BEIRUT (AP) ' An international human rights group Tuesday accused some in Syria's armed opposition of carrying out serious abuses, including the kidnapping and torture of security forces, in a sign of the growing complexity of the year-old uprising against President Bashar Assad.
The statement by Human Rights Watch comes as Syria's rebellion transforms into an insurgency, with army defectors and other government opponents taking up arms to drive out Assad. The development has added another violent dimension to a conflict that already has killed 8,000 people since last March.
"The Syrian government's brutal tactics cannot justify abuses by armed opposition groups," said Sarah Leah Whitson, Middle East director at Human Rights Watch. "Opposition leaders should make it clear to their followers that they must not torture, kidnap, or execute under any circumstances."
The Syrian uprising began with mostly peaceful protests against the government, inspired by the Arab Spring uprisings across the region. But the regime cracked down violently, opening fire on demonstrations and rounding up thousands of protesters. Assad has justified the crackdown by saying terrorists and foreign extremists are driving the revolt.
The regime has used the increasing attacks on security forces and military sites as vindication that it is facing an extremist threat.
But the opposition denies that, saying Assad's opponents have been forced to take up weapons because government troops used tanks and snipers on peaceful protests.
The New York-based Human Rights Watch made Tuesday's statement in an open letter to the opposition Syrian National Council. The group stressed that many of the anti-government groups reported to be carrying out abuses do not appear to belong to an organized command structure or to be following orders from the Syrian National Council.

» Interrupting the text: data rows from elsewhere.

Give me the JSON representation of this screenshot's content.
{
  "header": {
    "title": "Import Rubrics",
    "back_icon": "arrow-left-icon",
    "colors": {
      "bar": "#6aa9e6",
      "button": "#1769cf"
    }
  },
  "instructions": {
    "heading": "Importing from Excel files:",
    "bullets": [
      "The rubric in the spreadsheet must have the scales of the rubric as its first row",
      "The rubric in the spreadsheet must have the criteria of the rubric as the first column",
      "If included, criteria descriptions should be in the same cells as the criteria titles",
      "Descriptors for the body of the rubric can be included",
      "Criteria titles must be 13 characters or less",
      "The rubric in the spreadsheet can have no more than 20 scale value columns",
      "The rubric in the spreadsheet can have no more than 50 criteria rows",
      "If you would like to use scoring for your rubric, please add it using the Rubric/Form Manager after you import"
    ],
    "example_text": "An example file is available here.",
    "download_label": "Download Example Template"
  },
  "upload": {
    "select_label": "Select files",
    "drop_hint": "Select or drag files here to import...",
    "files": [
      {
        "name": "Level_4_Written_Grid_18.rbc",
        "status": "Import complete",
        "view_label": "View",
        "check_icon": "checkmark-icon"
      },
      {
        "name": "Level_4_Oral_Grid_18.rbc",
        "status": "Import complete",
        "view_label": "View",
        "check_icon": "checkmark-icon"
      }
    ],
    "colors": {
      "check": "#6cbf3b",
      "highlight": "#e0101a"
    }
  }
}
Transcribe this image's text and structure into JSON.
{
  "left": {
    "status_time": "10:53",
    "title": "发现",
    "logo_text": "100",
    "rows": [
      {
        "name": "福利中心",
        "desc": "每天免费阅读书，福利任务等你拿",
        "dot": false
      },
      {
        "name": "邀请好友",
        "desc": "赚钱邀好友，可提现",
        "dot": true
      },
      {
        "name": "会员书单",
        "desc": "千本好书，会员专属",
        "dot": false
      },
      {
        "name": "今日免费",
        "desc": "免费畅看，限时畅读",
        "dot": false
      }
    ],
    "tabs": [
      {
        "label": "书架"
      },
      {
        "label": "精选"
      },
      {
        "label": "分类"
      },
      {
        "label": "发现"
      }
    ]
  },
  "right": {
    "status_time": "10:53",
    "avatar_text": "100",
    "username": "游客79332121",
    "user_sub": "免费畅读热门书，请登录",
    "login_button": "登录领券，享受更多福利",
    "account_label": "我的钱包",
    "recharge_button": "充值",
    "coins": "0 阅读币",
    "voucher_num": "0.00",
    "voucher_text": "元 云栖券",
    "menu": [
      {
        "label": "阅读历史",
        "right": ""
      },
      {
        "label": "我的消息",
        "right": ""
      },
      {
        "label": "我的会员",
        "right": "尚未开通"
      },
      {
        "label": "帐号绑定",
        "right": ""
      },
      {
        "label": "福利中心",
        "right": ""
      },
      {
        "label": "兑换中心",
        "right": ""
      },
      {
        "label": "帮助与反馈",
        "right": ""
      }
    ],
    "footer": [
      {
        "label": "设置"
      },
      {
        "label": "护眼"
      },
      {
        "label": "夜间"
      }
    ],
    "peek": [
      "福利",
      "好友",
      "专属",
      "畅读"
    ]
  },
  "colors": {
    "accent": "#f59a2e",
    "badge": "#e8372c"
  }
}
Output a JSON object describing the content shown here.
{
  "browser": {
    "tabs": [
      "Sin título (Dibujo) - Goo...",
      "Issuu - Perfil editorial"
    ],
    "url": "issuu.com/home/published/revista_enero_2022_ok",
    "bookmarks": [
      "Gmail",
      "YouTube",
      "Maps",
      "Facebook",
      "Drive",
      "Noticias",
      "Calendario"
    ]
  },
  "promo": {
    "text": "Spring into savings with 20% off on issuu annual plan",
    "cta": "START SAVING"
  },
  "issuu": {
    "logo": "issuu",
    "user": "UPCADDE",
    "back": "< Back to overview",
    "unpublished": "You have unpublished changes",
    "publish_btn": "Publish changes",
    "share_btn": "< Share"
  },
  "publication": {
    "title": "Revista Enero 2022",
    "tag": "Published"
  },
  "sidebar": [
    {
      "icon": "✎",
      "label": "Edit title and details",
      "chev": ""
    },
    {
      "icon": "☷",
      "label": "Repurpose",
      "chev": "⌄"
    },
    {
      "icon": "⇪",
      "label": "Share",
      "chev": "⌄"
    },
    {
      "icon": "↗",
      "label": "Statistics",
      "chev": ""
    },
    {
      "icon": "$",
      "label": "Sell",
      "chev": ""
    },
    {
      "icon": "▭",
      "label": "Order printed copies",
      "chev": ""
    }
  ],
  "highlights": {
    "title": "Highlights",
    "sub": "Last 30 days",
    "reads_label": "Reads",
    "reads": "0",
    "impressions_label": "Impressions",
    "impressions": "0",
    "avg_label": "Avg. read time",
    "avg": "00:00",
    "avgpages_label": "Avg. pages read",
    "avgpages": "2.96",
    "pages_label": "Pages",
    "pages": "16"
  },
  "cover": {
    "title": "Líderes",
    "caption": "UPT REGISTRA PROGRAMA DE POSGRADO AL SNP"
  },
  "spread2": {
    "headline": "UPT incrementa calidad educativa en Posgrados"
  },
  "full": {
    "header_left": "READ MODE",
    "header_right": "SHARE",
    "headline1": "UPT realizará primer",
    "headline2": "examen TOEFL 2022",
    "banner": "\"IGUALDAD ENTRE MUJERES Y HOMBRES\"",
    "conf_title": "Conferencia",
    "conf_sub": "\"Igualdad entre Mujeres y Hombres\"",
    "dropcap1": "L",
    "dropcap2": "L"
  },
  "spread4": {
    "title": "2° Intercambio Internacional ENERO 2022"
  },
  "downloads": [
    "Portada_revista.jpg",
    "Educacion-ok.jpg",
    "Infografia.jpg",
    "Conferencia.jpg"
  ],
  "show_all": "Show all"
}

But Syria's opposition leadership has a responsibility to speak out and condemn such abuses, Human Rights Watch said. The group also said it has received reports of executions by armed opposition groups of security force members and civilians.
SNC leaders did not immediately respond to calls by The Associated Press seeking comment.

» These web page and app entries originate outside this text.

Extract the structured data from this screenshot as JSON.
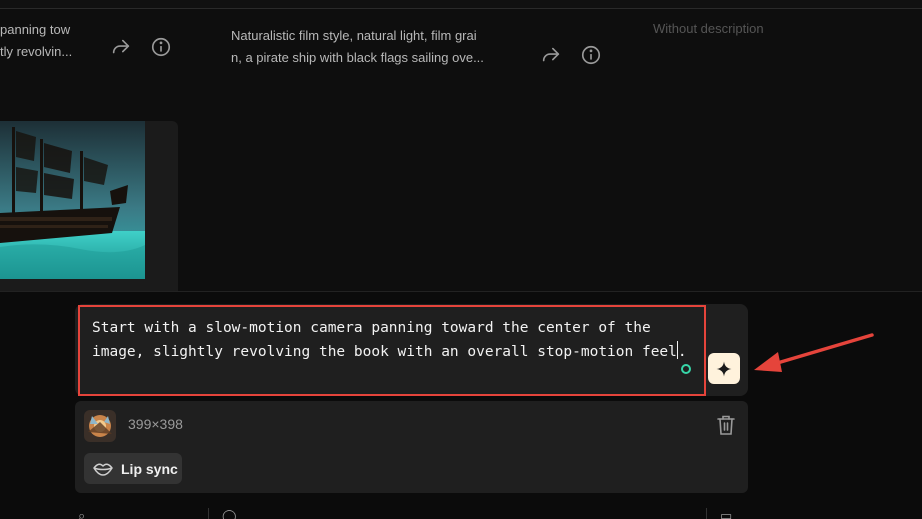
{
  "gallery": {
    "cards": [
      {
        "description_line1": "panning tow",
        "description_line2": "tly revolvin..."
      },
      {
        "description_line1": "Naturalistic film style, natural light, film grai",
        "description_line2": "n, a pirate ship with black flags sailing ove..."
      },
      {
        "description_line1": "Without description"
      }
    ]
  },
  "prompt": {
    "text": "Start with a slow-motion camera panning toward the center of the image, slightly revolving the book with an overall stop-motion feel",
    "trailing": "."
  },
  "media": {
    "dimensions": "399×398",
    "lip_sync_label": "Lip sync"
  },
  "colors": {
    "highlight_border": "#e5443b",
    "enhance_button": "#fff2dc",
    "status_dot": "#37d6a8",
    "annotation_arrow": "#e5443b"
  },
  "icons": {
    "share": "share-icon",
    "info": "info-icon",
    "enhance": "sparkle-icon",
    "trash": "trash-icon",
    "lips": "lips-icon"
  }
}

The most potent armed force fighting Assad's regime is the Free Syrian Army, made up of army defectors and others. But there are other, smaller groups operating as well.
The report cited witnesses who told Human Rights Watch that armed groups identifying themselves with the opposition are kidnapping both civilians and members of the security forces.
An activist identified as Mazen said he learned that three people who worked with the government had been tortured to death in Idlib in northern Syria, an opposition stronghold.
Another Syrian activist identified as Samih told HRW that members of the Free Syrian Army were kidnapping soldiers.
"They would kidnap them and ask their parents to pay a ransom to let them go," Samih said, according to Human Rights Watch. The Free Syrian Army denied kidnapping soldiers, saying they were detaining them during military operations.
The U.N. says more than 8,000 people have been killed in the yearlong uprising, which has deeply polarized a country where the Assad family has ruled for more than 40 years.
On Monday, Syrian rebels battled regime forces in a heavily protected, upscale area of Damascus, activists said, in a sign that the country's outgunned opposition is increasingly turning to insurgent tactics.
Russia said Tuesday it is ready to support a U.N. resolution endorsing Kofi Annan's plan for settling the Syrian crisis, signaling it is prepared to raise the pressure on its old ally.
Russia's Foreign Minister Sergey Lavrov warned that the resolution shouldn't turn into an ultimatum to the Syrian government, setting the stage for tough bargaining over the wording of the document at the Security Council. But Lavrov's statement appeared to indicate a shift in Moscow's stance, showing signs of impatience with Assad.
Russia and China have twice shielded Assad's regime from U.N. sanctions over its yearlong crackdown on protesters. But the Kremlin has also offered strong support to Annan, the former U.N. secretary-general who is now a joint U.N.-Arab League special envoy to Syria.